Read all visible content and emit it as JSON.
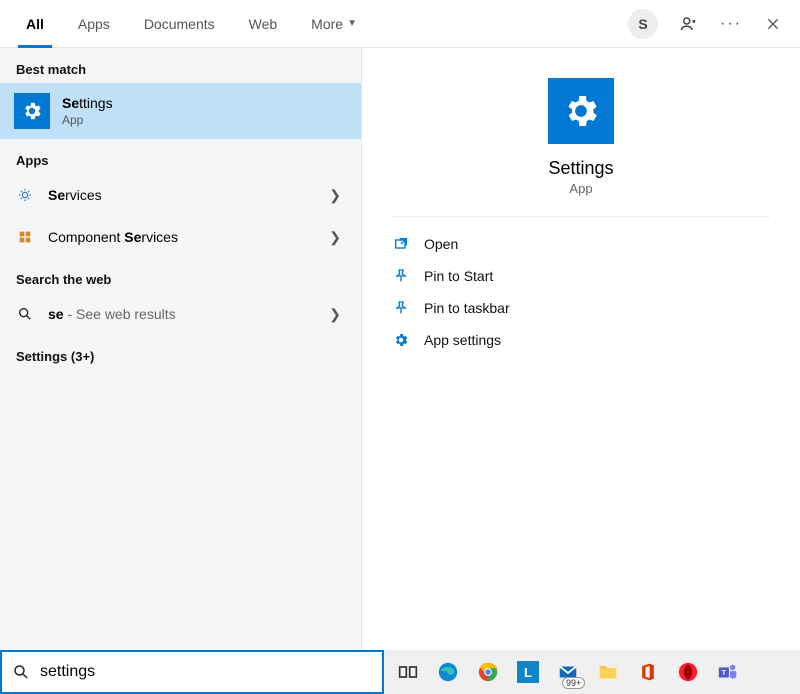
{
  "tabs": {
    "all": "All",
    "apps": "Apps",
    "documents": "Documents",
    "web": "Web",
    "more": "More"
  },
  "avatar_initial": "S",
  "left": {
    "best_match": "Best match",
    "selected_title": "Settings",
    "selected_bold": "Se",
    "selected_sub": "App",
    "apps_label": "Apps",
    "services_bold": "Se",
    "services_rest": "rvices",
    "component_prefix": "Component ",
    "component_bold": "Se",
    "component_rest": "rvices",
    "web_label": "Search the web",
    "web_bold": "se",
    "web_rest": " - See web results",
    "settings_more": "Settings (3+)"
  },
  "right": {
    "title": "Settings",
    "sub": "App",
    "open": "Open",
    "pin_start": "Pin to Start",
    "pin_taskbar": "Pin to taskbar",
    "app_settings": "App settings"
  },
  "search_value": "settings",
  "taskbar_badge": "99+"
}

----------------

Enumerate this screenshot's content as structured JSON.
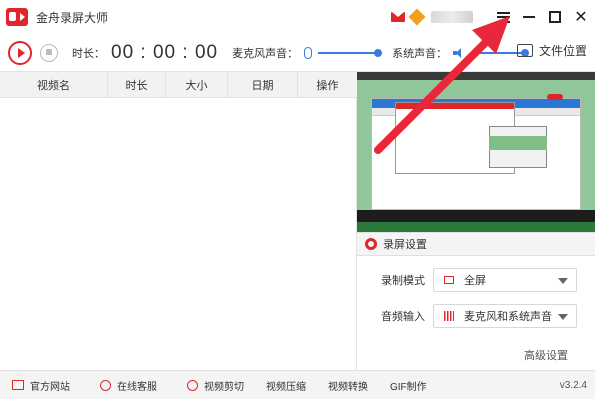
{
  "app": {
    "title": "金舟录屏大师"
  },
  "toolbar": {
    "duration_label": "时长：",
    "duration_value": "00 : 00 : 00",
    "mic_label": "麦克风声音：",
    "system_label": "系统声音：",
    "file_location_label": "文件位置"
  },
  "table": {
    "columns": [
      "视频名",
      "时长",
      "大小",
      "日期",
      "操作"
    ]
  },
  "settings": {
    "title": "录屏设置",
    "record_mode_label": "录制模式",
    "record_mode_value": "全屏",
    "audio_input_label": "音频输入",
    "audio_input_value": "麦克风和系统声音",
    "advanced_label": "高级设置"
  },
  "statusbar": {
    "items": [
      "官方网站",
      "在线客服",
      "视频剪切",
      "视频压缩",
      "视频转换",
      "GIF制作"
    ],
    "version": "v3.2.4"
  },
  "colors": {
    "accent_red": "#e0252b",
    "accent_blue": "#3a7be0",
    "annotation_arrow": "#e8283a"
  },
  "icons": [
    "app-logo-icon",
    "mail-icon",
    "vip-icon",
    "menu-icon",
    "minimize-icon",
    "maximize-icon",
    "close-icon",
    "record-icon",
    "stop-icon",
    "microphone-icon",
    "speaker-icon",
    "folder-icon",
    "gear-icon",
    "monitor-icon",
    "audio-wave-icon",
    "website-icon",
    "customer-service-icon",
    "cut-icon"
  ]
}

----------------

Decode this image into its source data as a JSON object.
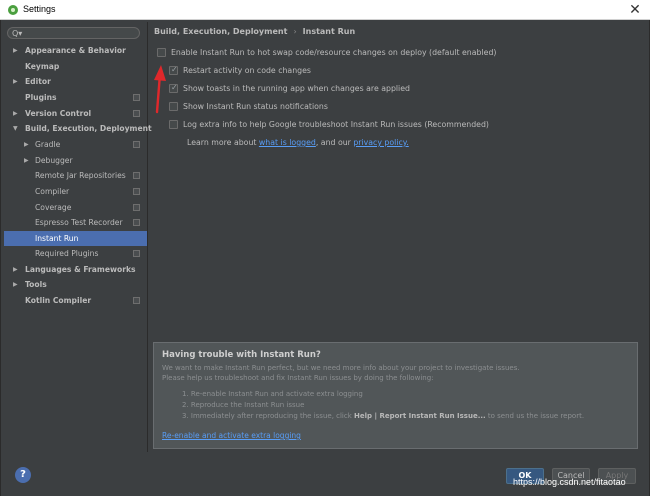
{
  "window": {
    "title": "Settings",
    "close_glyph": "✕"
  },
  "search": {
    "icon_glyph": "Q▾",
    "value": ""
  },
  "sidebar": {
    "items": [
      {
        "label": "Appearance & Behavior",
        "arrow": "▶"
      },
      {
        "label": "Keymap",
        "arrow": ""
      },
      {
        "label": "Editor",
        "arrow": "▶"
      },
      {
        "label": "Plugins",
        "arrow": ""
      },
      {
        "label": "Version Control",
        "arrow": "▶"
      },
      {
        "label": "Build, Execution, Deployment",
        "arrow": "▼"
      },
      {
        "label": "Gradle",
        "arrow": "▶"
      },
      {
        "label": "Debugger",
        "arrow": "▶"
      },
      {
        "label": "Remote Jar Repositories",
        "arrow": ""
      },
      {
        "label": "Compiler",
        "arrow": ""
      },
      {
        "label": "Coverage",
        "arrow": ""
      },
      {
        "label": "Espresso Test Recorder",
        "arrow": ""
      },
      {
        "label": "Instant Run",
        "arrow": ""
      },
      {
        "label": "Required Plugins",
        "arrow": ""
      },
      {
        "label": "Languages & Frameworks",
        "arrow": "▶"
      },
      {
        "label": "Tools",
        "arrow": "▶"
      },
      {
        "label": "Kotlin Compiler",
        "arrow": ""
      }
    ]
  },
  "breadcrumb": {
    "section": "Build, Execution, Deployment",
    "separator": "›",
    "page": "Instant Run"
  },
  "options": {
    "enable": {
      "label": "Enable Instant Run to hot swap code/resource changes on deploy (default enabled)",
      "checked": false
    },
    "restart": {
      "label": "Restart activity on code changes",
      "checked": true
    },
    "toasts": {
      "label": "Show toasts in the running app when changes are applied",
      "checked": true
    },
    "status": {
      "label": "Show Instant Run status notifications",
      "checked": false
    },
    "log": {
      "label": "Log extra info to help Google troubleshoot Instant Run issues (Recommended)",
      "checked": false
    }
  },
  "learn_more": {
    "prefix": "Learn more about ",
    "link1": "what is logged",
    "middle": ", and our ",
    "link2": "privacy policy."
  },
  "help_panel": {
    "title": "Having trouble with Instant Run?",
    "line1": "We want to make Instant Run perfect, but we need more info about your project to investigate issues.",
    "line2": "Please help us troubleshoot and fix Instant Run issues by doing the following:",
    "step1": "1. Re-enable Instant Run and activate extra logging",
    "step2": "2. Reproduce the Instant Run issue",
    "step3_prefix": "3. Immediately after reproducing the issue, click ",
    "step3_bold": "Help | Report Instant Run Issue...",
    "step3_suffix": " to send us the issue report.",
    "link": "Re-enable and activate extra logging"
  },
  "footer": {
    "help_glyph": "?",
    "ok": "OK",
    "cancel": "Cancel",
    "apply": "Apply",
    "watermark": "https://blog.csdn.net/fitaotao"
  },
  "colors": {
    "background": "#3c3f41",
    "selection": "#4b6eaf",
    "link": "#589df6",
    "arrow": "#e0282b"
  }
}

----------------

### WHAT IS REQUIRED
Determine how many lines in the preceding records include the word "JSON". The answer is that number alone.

### EXPECTED ANSWER
3